Input frames usually come encoded in a repeated pattern called the Group of Picture (GOP) sequence. For example, a GOP sequence can start from an I-frame, followed by a few B-frames, a P-frame, and so on. ENCODE uses an MPEG-2 style GOP sequence structure that can specify the length of the sequence and the distance between two key frames: I- or P-frames. A GOP sequence ensures that the segments of a bitstream do not completely depend upon each other. It also enables decoding applications to reposition the bitstream.
ENCODE processes input frames in two ways:
Display order: ENCODE receives input frames in the display order. A few GOP structure parameters specify the GOP sequence during ENCODE initialization. Scene change results from the video processing stage of a pipeline can alter the GOP sequence.
Encoded order: ENCODE receives input frames in their encoding order. The application must specify the exact input frame type for encoding. ENCODE references GOP parameters to determine when to insert information such as an end-of-sequence into the bitstream.
An ENCODE output consists of one frame of a bitstream with the time stamp passed from the input frame. The time stamp is used for multiplexing subsequent video with other associated data such as audio. The SDK library provides only pure video stream encoding. The application must provide its own multiplexing.
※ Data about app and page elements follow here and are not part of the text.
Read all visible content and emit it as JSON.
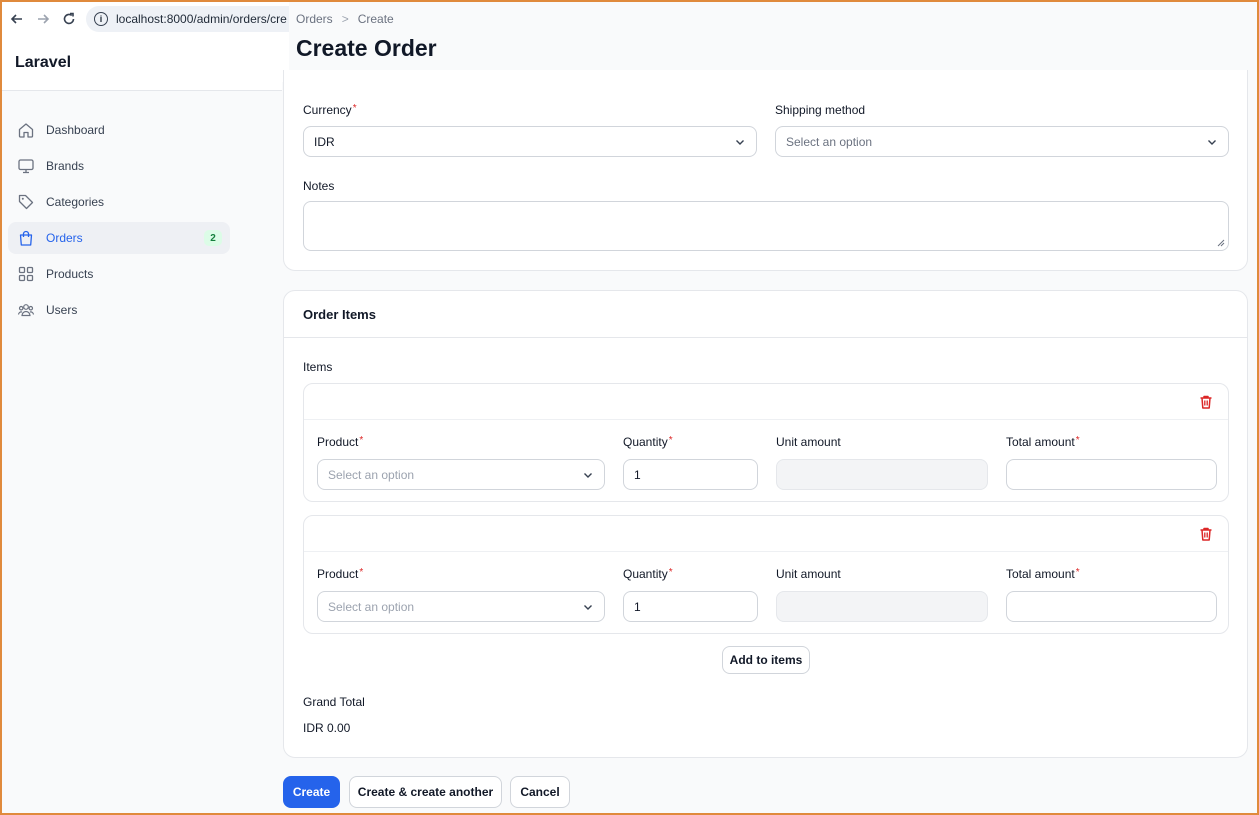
{
  "browser": {
    "url": "localhost:8000/admin/orders/cre",
    "icons": [
      "back-icon",
      "forward-icon",
      "reload-icon",
      "info-icon"
    ]
  },
  "app": {
    "brand": "Laravel"
  },
  "sidebar": {
    "items": [
      {
        "label": "Dashboard",
        "icon": "home-icon"
      },
      {
        "label": "Brands",
        "icon": "monitor-icon"
      },
      {
        "label": "Categories",
        "icon": "tag-icon"
      },
      {
        "label": "Orders",
        "icon": "shopping-bag-icon",
        "badge": "2",
        "active": true
      },
      {
        "label": "Products",
        "icon": "grid-icon"
      },
      {
        "label": "Users",
        "icon": "users-icon"
      }
    ]
  },
  "header": {
    "breadcrumb": [
      "Orders",
      "Create"
    ],
    "breadcrumb_separator": ">",
    "title": "Create Order"
  },
  "form": {
    "currency": {
      "label": "Currency",
      "value": "IDR"
    },
    "shipping_method": {
      "label": "Shipping method",
      "placeholder": "Select an option"
    },
    "notes": {
      "label": "Notes",
      "value": ""
    }
  },
  "order_items": {
    "section_title": "Order Items",
    "items_label": "Items",
    "rows": [
      {
        "product_label": "Product",
        "product_placeholder": "Select an option",
        "quantity_label": "Quantity",
        "quantity_value": "1",
        "unit_amount_label": "Unit amount",
        "total_amount_label": "Total amount"
      },
      {
        "product_label": "Product",
        "product_placeholder": "Select an option",
        "quantity_label": "Quantity",
        "quantity_value": "1",
        "unit_amount_label": "Unit amount",
        "total_amount_label": "Total amount"
      }
    ],
    "add_button": "Add to items",
    "grand_total_label": "Grand Total",
    "grand_total_value": "IDR 0.00"
  },
  "actions": {
    "create": "Create",
    "create_another": "Create & create another",
    "cancel": "Cancel"
  },
  "colors": {
    "primary": "#2563eb",
    "required": "#dc2626",
    "badge_bg": "#dcfce7",
    "badge_text": "#15803d",
    "delete": "#dc2626"
  }
}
ENCODE supports the following bitrate control algorithms: constant bitrate, variable bitrate (VBR), and constant Quantization Parameter (QP). In the constant bitrate mode, ENCODE performs stuffing when the size of the least-compressed frame is smaller than what is required to meet the Hypothetical Reference Decoder (HRD) buffer (or VBR) requirements. (Stuffing is a process that appends zeros to the end of encoded frames.)